Transportation access issues have become commonplace for wheelchair users and individuals with a spinal cord injury or disease. We face transportation access issues that make it harder to show up, be on time, and participate in social and family events.
Accessible transportation issues may be related to rideshare services like Uber or Lyft, or availability and timeliness of accessible taxis, buses, or accessible door-to-door services that can be as much a hindrance as a help.
United Spinal has been fighting on this front for over 70 years. No matter how numerous and how sweet the victories, there seems to always be yet another set of issues on the horizon that need resolving or an unexpected and bitter setback to deal with.
Recently, United Spinal President James Weisman convened a meeting with our Policy/Advocacy staff and members of United Spinal’s Advocacy Network to discuss transportation access issues. Here’s an inside sysnopsis:
Jim Weisman, United Spinal’s President and CEO
Discussed the effects of inaccessible peer-to-peer ridesharing services on the roadways in New York City and how this new transportation system is changing transportation and threatening a hard-fought requirement of NYC’s taxi system to be at least 50% wheelchair accessible by 2020. He includes a positive victory for this week, a bill passed to cap new Uber vehicles on the road unless they are accessible: Details Here
Alex Bennewith, Vice President, Government Relations
Briefed the group on developments with the Air Carriers Access Amendments Act and related funding for the FAA. As well as, continued dialogue with the Department of Transportation surrounding damage to wheelchairs and accessible roadways. She also discusses United Spinal’s involvement in a wheelchair standards and air travel committee with the Rehabilitation Engineering Society of North America and discusses what the Department of Veterans Affairs is doing with their adapted vehicles program.
Kent Keyser, Public Policy Fellow, Government Relations

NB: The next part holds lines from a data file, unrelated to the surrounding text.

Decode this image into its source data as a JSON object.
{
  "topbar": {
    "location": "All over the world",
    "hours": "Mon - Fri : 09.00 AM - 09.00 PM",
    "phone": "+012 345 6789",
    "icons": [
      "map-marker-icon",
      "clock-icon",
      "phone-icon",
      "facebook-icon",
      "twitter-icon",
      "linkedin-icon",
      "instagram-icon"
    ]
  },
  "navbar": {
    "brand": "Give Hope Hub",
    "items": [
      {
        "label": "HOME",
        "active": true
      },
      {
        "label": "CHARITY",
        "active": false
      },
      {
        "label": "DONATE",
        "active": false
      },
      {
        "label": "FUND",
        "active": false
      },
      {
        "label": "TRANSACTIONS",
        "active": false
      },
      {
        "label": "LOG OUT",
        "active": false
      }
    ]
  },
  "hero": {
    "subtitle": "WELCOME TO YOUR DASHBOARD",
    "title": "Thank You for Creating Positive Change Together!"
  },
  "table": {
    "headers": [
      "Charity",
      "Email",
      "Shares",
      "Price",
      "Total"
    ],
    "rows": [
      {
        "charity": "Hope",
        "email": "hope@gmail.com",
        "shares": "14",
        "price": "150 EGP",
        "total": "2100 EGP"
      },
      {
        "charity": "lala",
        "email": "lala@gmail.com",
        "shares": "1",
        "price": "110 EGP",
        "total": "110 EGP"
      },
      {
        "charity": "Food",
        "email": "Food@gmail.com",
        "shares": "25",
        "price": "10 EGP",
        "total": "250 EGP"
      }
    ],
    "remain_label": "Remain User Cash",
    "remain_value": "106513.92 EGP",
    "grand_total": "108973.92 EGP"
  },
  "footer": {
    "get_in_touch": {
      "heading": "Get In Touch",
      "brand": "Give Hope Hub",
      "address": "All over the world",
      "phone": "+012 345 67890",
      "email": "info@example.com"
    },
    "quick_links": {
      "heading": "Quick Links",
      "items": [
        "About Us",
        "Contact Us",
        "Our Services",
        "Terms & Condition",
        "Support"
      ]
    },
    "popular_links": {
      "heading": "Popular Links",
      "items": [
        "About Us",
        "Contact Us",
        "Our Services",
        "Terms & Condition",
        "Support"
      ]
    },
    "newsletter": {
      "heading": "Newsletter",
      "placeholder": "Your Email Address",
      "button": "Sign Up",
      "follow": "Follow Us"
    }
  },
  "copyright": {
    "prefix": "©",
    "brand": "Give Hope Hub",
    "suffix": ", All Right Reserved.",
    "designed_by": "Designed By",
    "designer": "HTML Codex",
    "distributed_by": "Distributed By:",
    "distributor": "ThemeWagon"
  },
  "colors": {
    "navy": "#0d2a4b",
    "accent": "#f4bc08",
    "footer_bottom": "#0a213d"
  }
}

Updated the group on the current development and production of autonomous vehicles and the work being done to make sure accessibility features are included from the ground up. He introduces the We Will Ride coalition which is looking for participation from individuals interested in shaping the accessibility future of autonomous vehicles.
Jasey Cardenas, Senior Policy Associate
Brought the group up to speed on the push for accessibility by Amtrak and some of the inaccessibility issues facing wheelchair users who utilize trains, such as new train design, unmanned stations and app accessibility.
For the second half of the conversation, members of our Grassroots Advocacy Network discuss transportation accessibility. Advocate Kelley Simoneaux talks about her Uber ride denial experience and subsequent grassroots advocacy. Karen Roy and Carl McGrew share stories about their transportation frustrations. While network members, Gretchelle Dilán and Gina Schuh, share suggestions for creative local transportation accessibility data collection and improved social media advocacy communication.
As you can see, we have our work cut out for us. You will be hearing more from us on transportation issues as the strategies and tactics are rolled out.